Motion Analysis System Helps Choose Tennis Racket

Oct 16, 2012
Takuya Otani, Nikkei Electronics & Digital Health Online
Yasushi Nojiri, president and representative director of Dunlop Sports, holding a sensor to be attached to a racket
Yasushi Nojiri, president and representative director of Dunlop Sports, holding a sensor to be attached to a racket
[Click to enlarge image]
The sensor is attached to an end of the grip. And the user wears a wristband equipped with a wireless module and battery.
The sensor is attached to an end of the grip. And the user wears a wristband equipped with a wireless module and battery.
[Click to enlarge image]
Data is collected when the user hits a ball with a racket.
Data is collected when the user hits a ball with a racket.
[Click to enlarge image]

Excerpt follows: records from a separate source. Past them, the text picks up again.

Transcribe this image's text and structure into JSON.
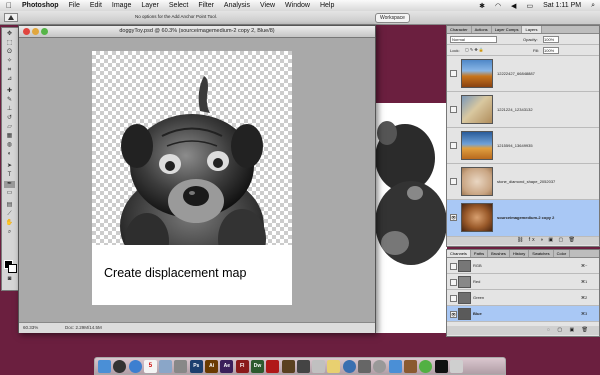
{
  "menubar": {
    "app": "Photoshop",
    "items": [
      "File",
      "Edit",
      "Image",
      "Layer",
      "Select",
      "Filter",
      "Analysis",
      "View",
      "Window",
      "Help"
    ],
    "clock": "Sat 1:11 PM"
  },
  "optionsbar": {
    "hint": "No options for the Add Anchor Point Tool.",
    "workspace": "Workspace"
  },
  "document": {
    "title": "doggyToy.psd @ 60.3% (sourceimagemedium-2 copy 2, Blue/8)",
    "caption": "Create displacement map",
    "zoom": "60.33%",
    "docsize": "Doc: 2.29M/14.5M"
  },
  "layers_panel": {
    "tabs": [
      "Character",
      "Actions",
      "Layer Comps",
      "Layers"
    ],
    "blend_mode": "Normal",
    "opacity_label": "Opacity:",
    "opacity": "100%",
    "lock_label": "Lock:",
    "fill_label": "Fill:",
    "fill": "100%",
    "layers": [
      {
        "name": "12222427_66848887"
      },
      {
        "name": "1221224_12343132"
      },
      {
        "name": "1215594_13649935"
      },
      {
        "name": "stone_diamond_shape_2052037"
      },
      {
        "name": "sourceimagemedium-2 copy 2",
        "selected": true
      }
    ]
  },
  "channels_panel": {
    "tabs": [
      "Channels",
      "Paths",
      "Brushes",
      "History",
      "Swatches",
      "Color"
    ],
    "channels": [
      {
        "name": "RGB",
        "shortcut": "⌘~"
      },
      {
        "name": "Red",
        "shortcut": "⌘1"
      },
      {
        "name": "Green",
        "shortcut": "⌘2"
      },
      {
        "name": "Blue",
        "shortcut": "⌘3",
        "selected": true
      }
    ]
  },
  "dock": {
    "apps": [
      "Finder",
      "Dashboard",
      "Safari",
      "iCal",
      "Preview",
      "System",
      "Ps",
      "Ai",
      "Ae",
      "Fl",
      "Dw",
      "Acrobat",
      "Bridge",
      "Camera",
      "Sound",
      "Notes",
      "Browser",
      "Calc",
      "Time",
      "Mail",
      "Book",
      "Chat",
      "Terminal",
      "Trash"
    ]
  },
  "colors": {
    "desktop": "#6b1f3f",
    "selection": "#a9c8f5"
  }
}
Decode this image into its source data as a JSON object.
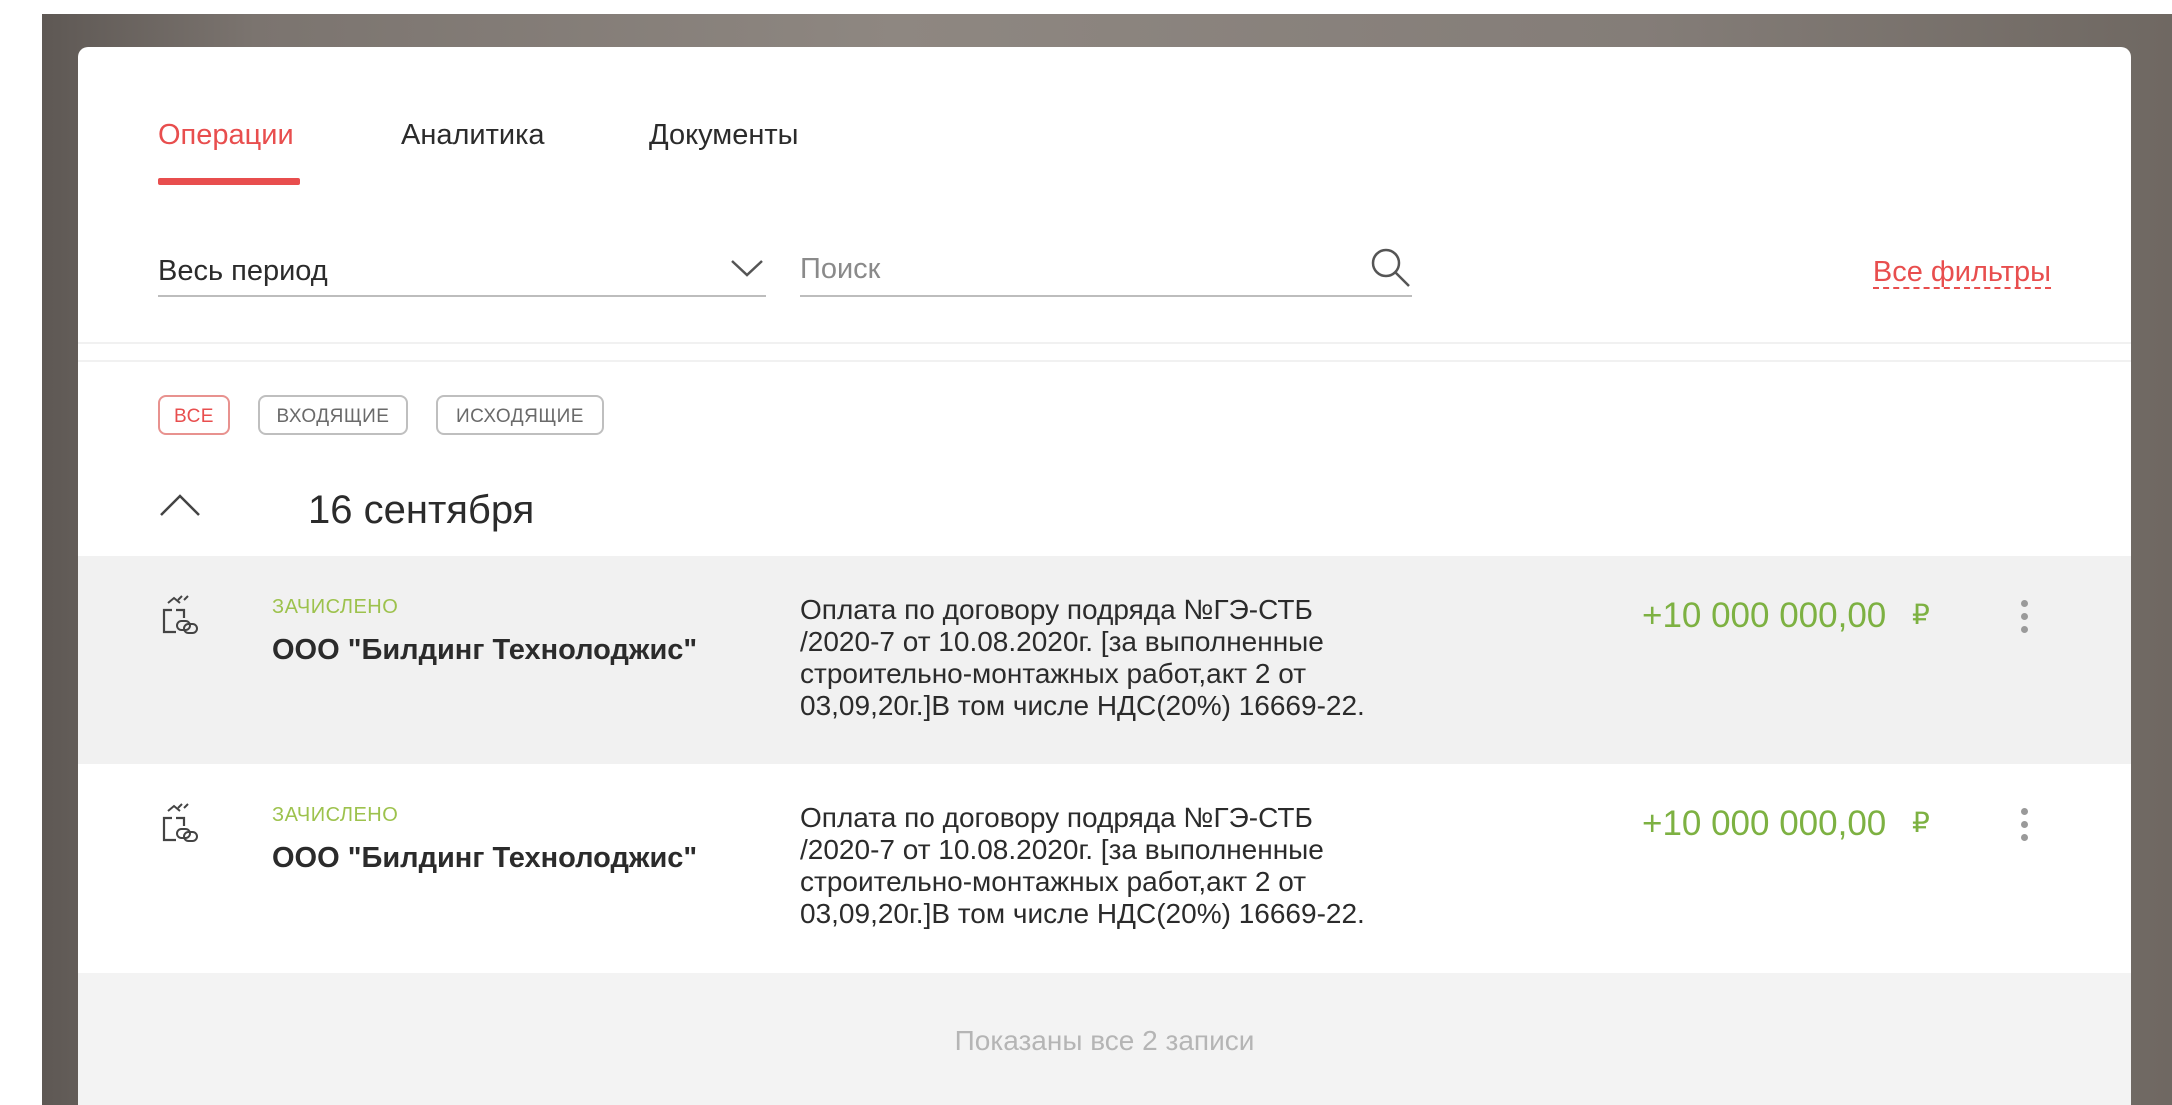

Seiko Epson Corp announced that it will provide its motion analysis system for the "Dunlop Swing Labo," which is a system that Dunlop Sports Co Ltd will offer to help choose a tennis racket.

The Dunlop Swing Labo can recommend an optimal racket for a user after the user swings a racket whose grip is equipped with a sensor at its end. Dunlop Sports will start to operate the system at 15 locations in Japan in November 2012.

The motion analysis system, "M-Tracer," consists of (1) sensors for measuring angular velocity and acceleration and (2) software for analyzing motion data and realizing three-dimensional visualization. The name is an abbreviation for "Motion Tracer."

First, the M-Tracer measures the angular velocity and acceleration of a motion. The measured data is transmitted to a personal computer, etc via Bluetooth, analyzed for each application and visualized as 3D images. The system has been employed for Mizuno Corp's service that helps choose a golf club and was announced in August 2012 (See related article).

The user of the Dunlop Swing Labo swings a sensor-equipped racket while wearing a wristband equipped with a wireless module and battery. After hitting five balls coming from a machine in the aim of hitting a ball in a certain direction, the system measures "swing speed" and "swing direction" while taking images of the user's form with a camera for analysing and displaying it with a special computer.

Based on the data, a staff member certified by Dunlop Sports chooses four or five rackets for recommendation. Then, the user tests the rackets one by one, and data is collected again. Finally, the staff member recommends the racket best suited for the user.